3 min read

Playing around with dumbbell plots

Dumbbell plots can be used to show differences between two groups. Bob Rudis demonstrated a beautiful application of such plots using ggplot2 board methods.

In this plot, I will explain or comment his code, and adapt a few changes.

First, load some packages.

pacman::p_load(tidyverse, ggalt)

Let’s make up some data. Tip: Make up some data conveniently in Excel, copy it to the clipboard, and then paste it as tribble (see below) into R. For the last step, there is this RStudio Add-in available “Dataset Loads”. Then use the menu item “Paste as Tribble”.

This procedure will result in a data frame like this:

d <- tibble::tribble(
    ~country, ~last_year, ~this_year,
  "Region A",       0.37,       0.82, 
  "Region B",       0.41,       0.84, 
  "Region D",       0.44,       0.79, 
  "Region E",       0.52,       0.87, 
  "Region F",       0.58,       0.92, 
  "Region C",       0.47,       0.79, 
  "Region G",       0.63,       0.92, 
  "Region J",       0.55,       0.86, 
  "Region H",       0.47,       0.76, 
  "Region I",       0.94,       0.72
  )

Let’s add the difference between last year and this year as an extra column, in case we may need it later…

d %>% 
  mutate(diff = this_year - last_year) -> d 

In order to convince ggplot to plot the qualitative categories of country in the right order, better change them to type factor:

d$country <- factor(d$country, levels = rev(d$country))

We rev()erse the levels, so that the last category is a the intercept, and the first category is at the end of the axis, ie., on top of the diagram. See the diagram to better understand this cryptic explanation.

Now let’s build up the plot:

d %>% 
  ggplot() + 
  geom_dumbbell(aes(y = country,
                    x = last_year, xend = this_year),
                colour = "grey60", size = 5,
                colour_x = "#F7BC08", colour_xend = "#395B74") -> gg1
gg1

The workhorse is, obviously, geom_dumbbell(); its parameters are the starting point (x), and the end point of the dumbbell (xend), as well as the grouping variable name (y). In addition, colors can be specified.

Now, some aesthetic choices.
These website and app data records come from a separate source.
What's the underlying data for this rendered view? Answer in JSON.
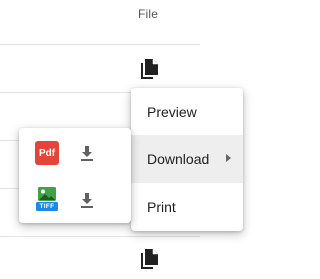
{
  "table": {
    "column_header": "File"
  },
  "context_menu": {
    "items": [
      {
        "label": "Preview"
      },
      {
        "label": "Download"
      },
      {
        "label": "Print"
      }
    ]
  },
  "download_submenu": {
    "formats": [
      {
        "format_label": "Pdf",
        "icon": "pdf-icon",
        "action_icon": "download-icon"
      },
      {
        "format_label": "TIFF",
        "icon": "tiff-image-icon",
        "action_icon": "download-icon"
      }
    ]
  },
  "colors": {
    "pdf_red": "#e4453a",
    "tiff_blue": "#1e88e5",
    "tiff_green": "#43a047",
    "icon_dark": "#212121",
    "icon_gray": "#616161",
    "menu_highlight": "#eeeeee"
  }
}
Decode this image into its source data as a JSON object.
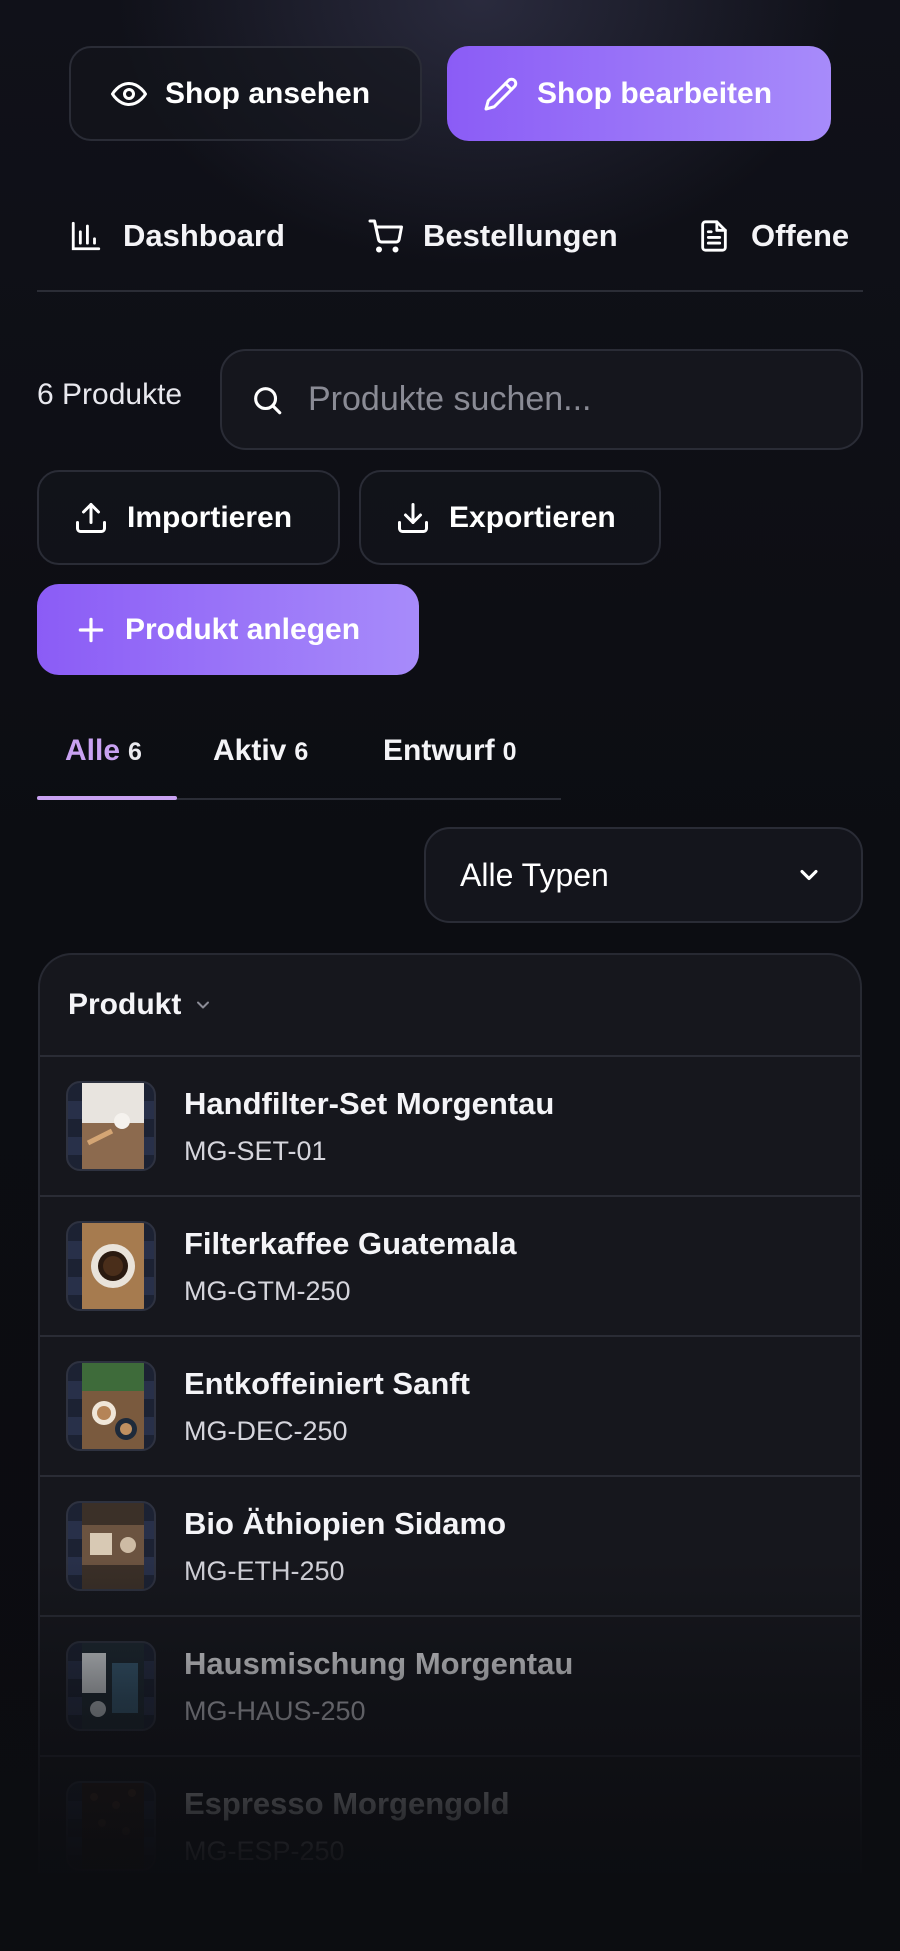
{
  "header": {
    "view_shop_label": "Shop ansehen",
    "edit_shop_label": "Shop bearbeiten"
  },
  "nav": {
    "items": [
      {
        "label": "Dashboard",
        "icon": "bar-chart-icon"
      },
      {
        "label": "Bestellungen",
        "icon": "cart-icon"
      },
      {
        "label": "Offene",
        "icon": "document-icon"
      }
    ]
  },
  "products": {
    "count_label": "6 Produkte",
    "search_placeholder": "Produkte suchen...",
    "import_label": "Importieren",
    "export_label": "Exportieren",
    "create_label": "Produkt anlegen",
    "tabs": [
      {
        "label": "Alle",
        "count": "6"
      },
      {
        "label": "Aktiv",
        "count": "6"
      },
      {
        "label": "Entwurf",
        "count": "0"
      }
    ],
    "type_filter": "Alle Typen",
    "table_header": "Produkt",
    "rows": [
      {
        "name": "Handfilter-Set Morgentau",
        "sku": "MG-SET-01"
      },
      {
        "name": "Filterkaffee Guatemala",
        "sku": "MG-GTM-250"
      },
      {
        "name": "Entkoffeiniert Sanft",
        "sku": "MG-DEC-250"
      },
      {
        "name": "Bio Äthiopien Sidamo",
        "sku": "MG-ETH-250"
      },
      {
        "name": "Hausmischung Morgentau",
        "sku": "MG-HAUS-250"
      },
      {
        "name": "Espresso Morgengold",
        "sku": "MG-ESP-250"
      }
    ]
  },
  "colors": {
    "accent": "#8b5cf6",
    "accent_light": "#a78bfa",
    "active_tab": "#c9a2f2",
    "background": "#0c0d12"
  }
}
Let’s use a clean white background, and provide some type horizontal grid line using geom_segment

gg1 +  theme_minimal() -> gg2
gg2

Now, some decoration.

gg2 + geom_text(data = filter(d, country == "Region A"),
               aes(x = this_year, y = country),
               label = "This year", fontface = "bold",
               color = "#395B74",
               vjust = -2) +
  geom_text(data = filter(d, country == "Region A"),
               aes(x = last_year, y = country),
               label = "Last year", fontface = "bold",
               color = "#F7BC08",
               vjust = -2) +
  labs(x = "Satisfaction level",
       y = "",
       title =  "Customer Satisfaction") +
  theme(title = element_text(size = rel(1.4)))-> gg3
gg3

Now let’s adjust the axes.

gg3 +
  scale_x_continuous(expand = c(0,0.1),
                     labels = scales::percent,
                     breaks = c(0.25, 5., .75, 1)) +
  coord_cartesian(xlim = c(.2, 1.2)) -> gg4
gg4

Finally, let’s add the change or difference value to the right of the plot.

gg4 +
  geom_text(aes(y = country, label = diff),
            x = 1.2, hjust  = 1) +
  annotate(x = 1.2, y = "Region A", label = "Diff",
           geom = "text", vjust = -2,
           fontface = "bold",
           hjust = 1) -> gg5
gg5

Oh, finally-finally, let’s highlight “interesting” groups, ie., where the change is negative.

gg5 +
  annotate(geom = "rect",
                xmin = .25,
                xmax = 1,
                ymin = as.numeric(d$country[d$country =="Region I"]) - 0.3,
                ymax = as.numeric(d$country[d$country =="Region I"]) + 0.3,
                alpha = .3,
                fill = "firebrick")